Celtic manager Brendan Rodgers revealed that a conversation with Hill on the pitch after the final whistle simply intensified his sense of irritation at Madden’s indecision.

“It was a clear-cut penalty,” Rodgers said. “It’s very frustrating – even more so when Clint Hill tells me he got away with it. Clint’s a good guy, a real honest fella, and he knows he got away with one. Everyone saw it apart from the referee.” Hill, who at 38 joins legendary Celtic striker Jimmy McMenemy as the oldest goal-scorer in an Old Firm match, feels Rangers merited their good fortune.

“Maybe I was lucky, yeah,” said Hill. “It could have gone either way. It was a last ditch to try and get the ball. I don’t know if I got it. I thought we deserved a bit of luck. I am pleased for everyone involved that we got a point.”

Rangers caretaker manager Graeme Murty, who will formally hand over the reins to new boss Pedro Caixinha today, preferred to focus on a gutsy display by his team which was watched by the Portuguese coach.

“Rangers TV tell me it was an outstanding tackle by Clint,” said Murty with a smile. “To be honest you get them or don’t get them. Things happen in the game and we’ve had some hard knocks. Celtic will say it should have been. But I will just enjoy the moment if that’s OK.

“The new manager saw the players deal with what is an unbelievable atmosphere. It took a real man’s performance to go and play in that and stand up against a very good team.”

The teams will meet again in the Scottish Cup semi-final at Hampden on 23 April and Rodgers believes Celtic’s failure to beat Rangers can be turned into a positive.

“Maybe this result can help us,” said Rodgers. “OK, we want to win.
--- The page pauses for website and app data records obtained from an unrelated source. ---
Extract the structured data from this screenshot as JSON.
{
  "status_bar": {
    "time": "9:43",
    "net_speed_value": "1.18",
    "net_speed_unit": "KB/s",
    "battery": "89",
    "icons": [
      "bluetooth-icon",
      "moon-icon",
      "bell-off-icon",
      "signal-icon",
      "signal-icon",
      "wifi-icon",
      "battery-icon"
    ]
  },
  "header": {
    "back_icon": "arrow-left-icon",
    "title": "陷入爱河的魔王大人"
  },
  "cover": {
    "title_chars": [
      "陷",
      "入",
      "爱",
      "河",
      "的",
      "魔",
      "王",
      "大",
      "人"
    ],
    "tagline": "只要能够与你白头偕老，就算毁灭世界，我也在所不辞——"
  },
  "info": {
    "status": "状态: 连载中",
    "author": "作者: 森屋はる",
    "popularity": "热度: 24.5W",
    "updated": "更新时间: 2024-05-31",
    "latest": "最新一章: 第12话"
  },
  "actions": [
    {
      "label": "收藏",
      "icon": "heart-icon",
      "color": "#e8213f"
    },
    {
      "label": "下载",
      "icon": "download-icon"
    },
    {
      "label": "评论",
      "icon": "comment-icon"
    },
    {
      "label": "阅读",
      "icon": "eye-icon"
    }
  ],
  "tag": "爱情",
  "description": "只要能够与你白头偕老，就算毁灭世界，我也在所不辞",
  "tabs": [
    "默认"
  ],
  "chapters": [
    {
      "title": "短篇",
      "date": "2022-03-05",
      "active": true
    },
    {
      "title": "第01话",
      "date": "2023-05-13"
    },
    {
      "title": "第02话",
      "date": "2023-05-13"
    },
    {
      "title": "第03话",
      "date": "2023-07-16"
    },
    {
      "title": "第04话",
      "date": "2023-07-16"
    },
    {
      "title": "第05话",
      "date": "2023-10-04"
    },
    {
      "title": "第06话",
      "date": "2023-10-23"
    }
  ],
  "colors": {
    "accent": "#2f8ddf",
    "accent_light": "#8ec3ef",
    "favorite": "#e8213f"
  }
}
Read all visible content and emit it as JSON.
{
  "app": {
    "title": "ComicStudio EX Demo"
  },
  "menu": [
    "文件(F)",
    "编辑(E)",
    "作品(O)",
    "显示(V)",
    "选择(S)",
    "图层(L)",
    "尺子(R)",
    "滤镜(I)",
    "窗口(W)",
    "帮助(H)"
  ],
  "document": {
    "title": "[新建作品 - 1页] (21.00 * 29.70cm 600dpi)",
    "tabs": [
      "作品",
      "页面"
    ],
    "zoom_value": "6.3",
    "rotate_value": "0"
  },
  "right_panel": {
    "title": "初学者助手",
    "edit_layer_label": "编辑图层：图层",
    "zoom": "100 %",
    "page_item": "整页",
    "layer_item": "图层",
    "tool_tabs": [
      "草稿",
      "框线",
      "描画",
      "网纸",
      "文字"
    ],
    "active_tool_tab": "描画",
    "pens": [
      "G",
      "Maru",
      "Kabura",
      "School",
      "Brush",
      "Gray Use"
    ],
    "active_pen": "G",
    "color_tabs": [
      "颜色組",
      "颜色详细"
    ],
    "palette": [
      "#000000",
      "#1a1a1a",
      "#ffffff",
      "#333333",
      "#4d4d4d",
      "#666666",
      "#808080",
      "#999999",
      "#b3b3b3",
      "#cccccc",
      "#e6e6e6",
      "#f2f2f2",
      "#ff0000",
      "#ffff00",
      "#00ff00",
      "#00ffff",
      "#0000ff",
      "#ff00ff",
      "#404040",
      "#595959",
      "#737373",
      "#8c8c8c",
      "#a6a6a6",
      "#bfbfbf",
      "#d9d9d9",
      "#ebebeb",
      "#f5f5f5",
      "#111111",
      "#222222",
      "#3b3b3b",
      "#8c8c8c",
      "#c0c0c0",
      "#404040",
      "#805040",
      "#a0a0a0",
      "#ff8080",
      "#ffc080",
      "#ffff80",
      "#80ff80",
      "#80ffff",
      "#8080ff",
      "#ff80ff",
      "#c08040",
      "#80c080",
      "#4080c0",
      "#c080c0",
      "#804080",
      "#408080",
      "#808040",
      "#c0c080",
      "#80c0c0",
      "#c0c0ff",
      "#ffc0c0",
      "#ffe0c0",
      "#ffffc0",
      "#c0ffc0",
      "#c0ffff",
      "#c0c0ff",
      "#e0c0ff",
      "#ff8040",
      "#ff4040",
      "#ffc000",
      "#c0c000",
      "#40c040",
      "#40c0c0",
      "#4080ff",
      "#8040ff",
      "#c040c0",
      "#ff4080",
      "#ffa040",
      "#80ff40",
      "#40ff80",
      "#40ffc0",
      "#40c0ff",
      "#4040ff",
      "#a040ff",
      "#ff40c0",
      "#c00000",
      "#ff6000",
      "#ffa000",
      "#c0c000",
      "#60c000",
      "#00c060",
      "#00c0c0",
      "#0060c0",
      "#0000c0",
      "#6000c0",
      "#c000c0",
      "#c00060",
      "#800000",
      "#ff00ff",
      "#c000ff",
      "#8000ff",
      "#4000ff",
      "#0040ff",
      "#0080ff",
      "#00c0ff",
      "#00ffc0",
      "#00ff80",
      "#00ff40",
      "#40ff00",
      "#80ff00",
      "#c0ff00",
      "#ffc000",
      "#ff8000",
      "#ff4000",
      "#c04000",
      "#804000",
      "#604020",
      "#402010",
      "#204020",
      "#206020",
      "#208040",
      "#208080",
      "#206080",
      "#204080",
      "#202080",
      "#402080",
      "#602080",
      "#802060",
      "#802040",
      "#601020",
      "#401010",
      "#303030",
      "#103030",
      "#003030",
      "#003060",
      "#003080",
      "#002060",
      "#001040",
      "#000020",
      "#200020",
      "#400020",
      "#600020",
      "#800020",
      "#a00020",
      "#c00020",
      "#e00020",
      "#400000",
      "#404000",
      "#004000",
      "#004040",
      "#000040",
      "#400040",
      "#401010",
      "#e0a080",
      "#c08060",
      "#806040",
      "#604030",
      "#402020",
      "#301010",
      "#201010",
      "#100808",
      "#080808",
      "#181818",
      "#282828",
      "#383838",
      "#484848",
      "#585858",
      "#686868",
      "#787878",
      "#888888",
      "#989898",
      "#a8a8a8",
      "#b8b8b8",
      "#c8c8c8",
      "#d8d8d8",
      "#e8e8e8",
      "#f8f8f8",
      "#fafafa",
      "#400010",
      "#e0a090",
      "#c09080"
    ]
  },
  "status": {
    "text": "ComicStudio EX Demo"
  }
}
But it just makes sure that we’re ready for that next game.”